That lifestyle? What do Campfield and Ramsey have against grinning people with live-and-let-live attitudes who support our state's MoonPie industry? Is happiness now something Republicans consider a problematic lifestyle choice?
A ChristMAS Holiday Hangover
Where: The Belcourt
When: 8 p.m. Wed., Dec. 28
MAS Nashville — a “mutual admiration society” consisting of five talented lady performers — gets back in gear just in time to ring out the holiday season with a gig at the historic Belcourt. The MAS missies have previously mounted five well-received cabaret-style shows, but this one features a full band — a fact that may push the presentation into more elaborate territory. But in this case, more is probably more. And even though Christmas itself will have come and gone, these garrulous gals will still offer holiday standards, plus reworkings of familiar carols and winter-type songs, as well as musical parodies. (Above, you can hear their take on Katy Perry's "Firework.")
MAS majordomo Erin Parker sees this date as an opportunity to extend the holidays and to “give people somewhere to take their families that are still in town … or somewhere to escape from the families they’re in town visiting.” (Rimshot!) Expect strong vocals and irreverent humor from Parker, Cori Laemmel, Laura Matula, Melodie Madden Adams and Megan Murphy Chambers, all experienced musical comedy artists. There’s apparently enough of a hint at ribaldry to earn the show a PG rating.

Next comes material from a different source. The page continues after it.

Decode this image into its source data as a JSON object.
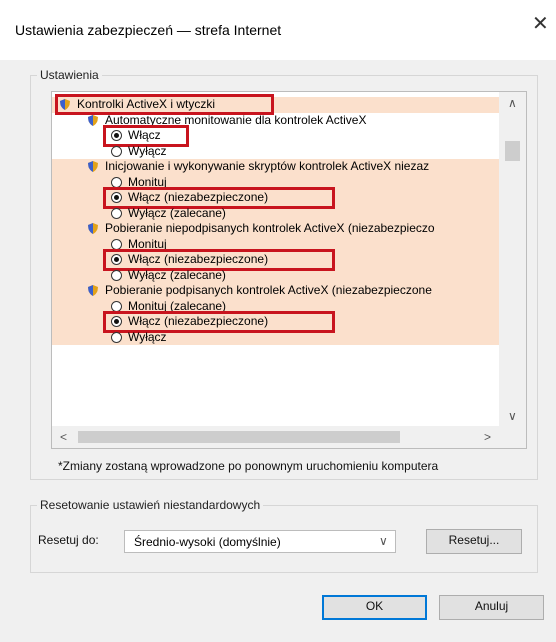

Saw this so wanted to share in addition to the Facebook event Ben P. shared…
@White Sharpton: "IF the officer had his eye socket fractured, that had to happen well…
That still does not excuse the fact that brown was shot a several yards away…
Trayvon Martin's crime was to be black after dark, wear a hoodie, and public consumption…
Lies, damn lies, and yoyojohns comments!